Component data from apps and pages
※
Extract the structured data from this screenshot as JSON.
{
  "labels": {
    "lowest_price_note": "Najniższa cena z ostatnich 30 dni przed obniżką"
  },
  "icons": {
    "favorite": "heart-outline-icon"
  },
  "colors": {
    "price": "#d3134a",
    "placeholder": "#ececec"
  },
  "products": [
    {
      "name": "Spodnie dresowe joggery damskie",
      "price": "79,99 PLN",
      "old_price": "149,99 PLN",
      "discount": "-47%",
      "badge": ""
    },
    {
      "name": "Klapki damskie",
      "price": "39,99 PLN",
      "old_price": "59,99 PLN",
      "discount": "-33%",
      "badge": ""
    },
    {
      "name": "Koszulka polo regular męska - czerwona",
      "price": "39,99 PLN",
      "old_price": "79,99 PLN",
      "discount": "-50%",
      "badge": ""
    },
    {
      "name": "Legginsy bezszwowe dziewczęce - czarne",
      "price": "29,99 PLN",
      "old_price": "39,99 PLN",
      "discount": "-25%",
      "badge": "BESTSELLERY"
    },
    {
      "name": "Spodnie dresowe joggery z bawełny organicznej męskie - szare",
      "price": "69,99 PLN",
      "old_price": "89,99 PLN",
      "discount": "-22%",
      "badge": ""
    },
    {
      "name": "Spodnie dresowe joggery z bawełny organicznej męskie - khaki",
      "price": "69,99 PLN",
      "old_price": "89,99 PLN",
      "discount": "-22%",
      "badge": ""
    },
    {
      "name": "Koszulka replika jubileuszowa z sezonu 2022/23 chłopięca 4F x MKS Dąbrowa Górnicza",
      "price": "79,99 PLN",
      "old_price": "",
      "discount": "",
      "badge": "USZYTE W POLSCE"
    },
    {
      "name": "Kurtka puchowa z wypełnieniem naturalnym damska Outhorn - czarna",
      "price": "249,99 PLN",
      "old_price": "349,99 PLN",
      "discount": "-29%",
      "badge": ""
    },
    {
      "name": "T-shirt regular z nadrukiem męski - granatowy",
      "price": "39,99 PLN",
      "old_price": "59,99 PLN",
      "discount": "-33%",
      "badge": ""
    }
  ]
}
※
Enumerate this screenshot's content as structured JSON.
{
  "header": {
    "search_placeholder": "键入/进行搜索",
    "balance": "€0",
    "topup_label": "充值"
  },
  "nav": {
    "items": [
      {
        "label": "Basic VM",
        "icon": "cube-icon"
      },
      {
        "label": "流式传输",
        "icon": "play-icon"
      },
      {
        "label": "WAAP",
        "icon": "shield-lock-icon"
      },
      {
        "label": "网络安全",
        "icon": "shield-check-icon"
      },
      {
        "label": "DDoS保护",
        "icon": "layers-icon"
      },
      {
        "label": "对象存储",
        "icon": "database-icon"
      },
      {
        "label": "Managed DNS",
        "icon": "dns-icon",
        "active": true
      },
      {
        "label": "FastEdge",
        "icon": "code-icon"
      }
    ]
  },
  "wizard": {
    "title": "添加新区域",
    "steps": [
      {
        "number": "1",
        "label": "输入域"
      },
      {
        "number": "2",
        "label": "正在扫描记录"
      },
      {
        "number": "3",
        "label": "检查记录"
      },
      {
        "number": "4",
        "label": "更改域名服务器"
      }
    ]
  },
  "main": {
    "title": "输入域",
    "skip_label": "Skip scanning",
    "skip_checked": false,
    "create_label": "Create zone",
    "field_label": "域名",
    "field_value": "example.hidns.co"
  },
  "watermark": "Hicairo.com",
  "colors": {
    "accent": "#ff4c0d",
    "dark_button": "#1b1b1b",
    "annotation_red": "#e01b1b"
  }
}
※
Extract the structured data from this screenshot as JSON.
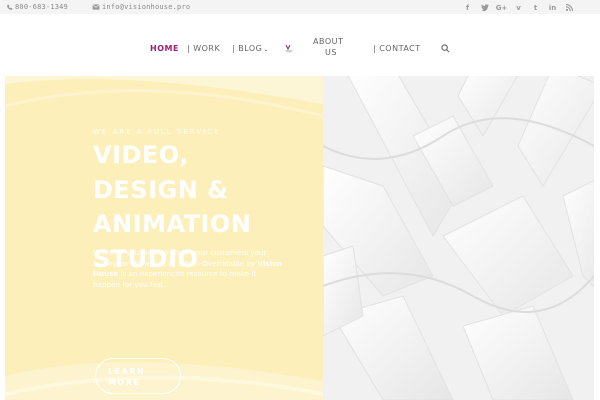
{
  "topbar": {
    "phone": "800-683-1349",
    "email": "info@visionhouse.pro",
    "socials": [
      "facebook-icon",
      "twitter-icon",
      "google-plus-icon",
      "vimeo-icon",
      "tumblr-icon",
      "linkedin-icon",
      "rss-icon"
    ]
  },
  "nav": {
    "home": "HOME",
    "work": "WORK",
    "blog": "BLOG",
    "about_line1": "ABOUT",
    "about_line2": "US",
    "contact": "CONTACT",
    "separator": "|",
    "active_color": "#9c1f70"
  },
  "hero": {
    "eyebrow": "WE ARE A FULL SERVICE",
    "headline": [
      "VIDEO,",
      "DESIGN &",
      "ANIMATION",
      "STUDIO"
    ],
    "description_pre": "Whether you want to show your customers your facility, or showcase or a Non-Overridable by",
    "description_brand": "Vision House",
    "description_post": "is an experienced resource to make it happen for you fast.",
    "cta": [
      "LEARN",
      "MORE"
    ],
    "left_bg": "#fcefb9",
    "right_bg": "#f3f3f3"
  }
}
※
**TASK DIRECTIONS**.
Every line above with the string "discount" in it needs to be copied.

**ANSWER FOR THE TASK**.
      "discount": "-47%",
      "discount": "-33%",
      "discount": "-50%",
      "discount": "-25%",
      "discount": "-22%",
      "discount": "-22%",
      "discount": "",
      "discount": "-29%",
      "discount": "-33%",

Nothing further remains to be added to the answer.